This too-solid flesh?… No, not at all. The body is a haze of arrows, a mist, a project forever postponed. The shoebox, the ladder — the souvenirs, the footsteps of climb: but each thing is only a honeycomb of distance, a spectral object constructed of the almost infinite number of ways we leave it. Will you ever kiss again, for instance?

The angle of the spirit is wrong. You don’t understand their slang, or want to take the drugs they take. But neither do you want to offend. It isn’t moral, this difference, or not especially: ultimately, maybe, it’s a question of mood, a particular gravity to your sensibility, a way the birds of prey fall in you, and not in others.

The distance. Locations, barren, remote, such as are sought out by lovers of glaciers and volcanoes.

Yes, of mood. The melancholy of looking at a person you were once in love with, but no longer love: the time that has passed, the water under the bridge, and then the bridges fallen into the water, and carried away. Later, the stream diverted. Later, the sea run dry.

The gulls in the centre of London have a particularly melancholy cry, as if they were mourning the loss of the waves and the end of land, but they no longer need either. Let the cold, beery waves crash on Silurian pebbles, the land bite out to its own gape and quiet, and the dizziness of the purely inhuman begin: the gulls on the roof of King’s Cross station have other interests, a separate limit to their concern.

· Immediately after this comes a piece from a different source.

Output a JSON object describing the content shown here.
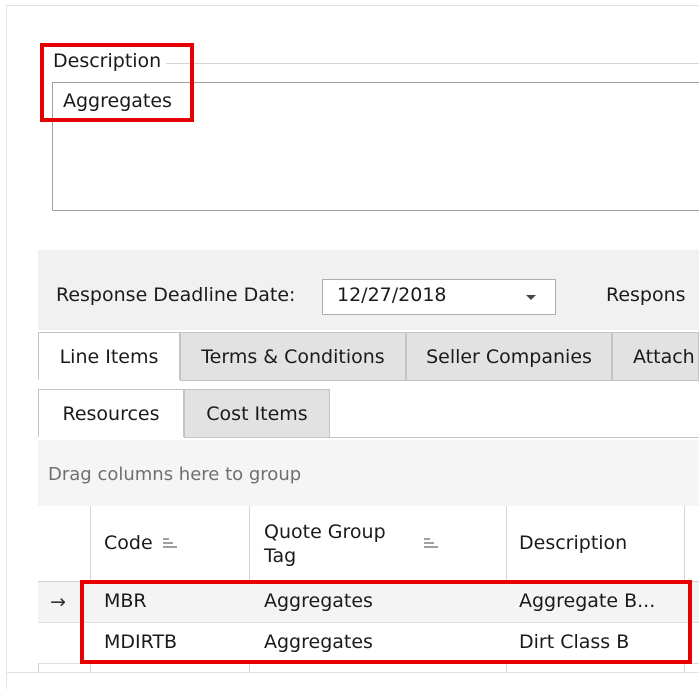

All men are islands. All women, too. The continent is the sound of a stone rolling very slowly, gathering smaller stones to it — a dry, dusty rattle, and close up, a clicking and crunching drone, sometimes a roar. From the peak of the high summit, you feel as if you can hear the wispy clouds tearing on the sides of the mountain.

Blindly, from a memory that is only loosely your own, children fumble through the darkness, wanting what they must have.

It comes to them.

 


from the series construct (2012–present, ongoing)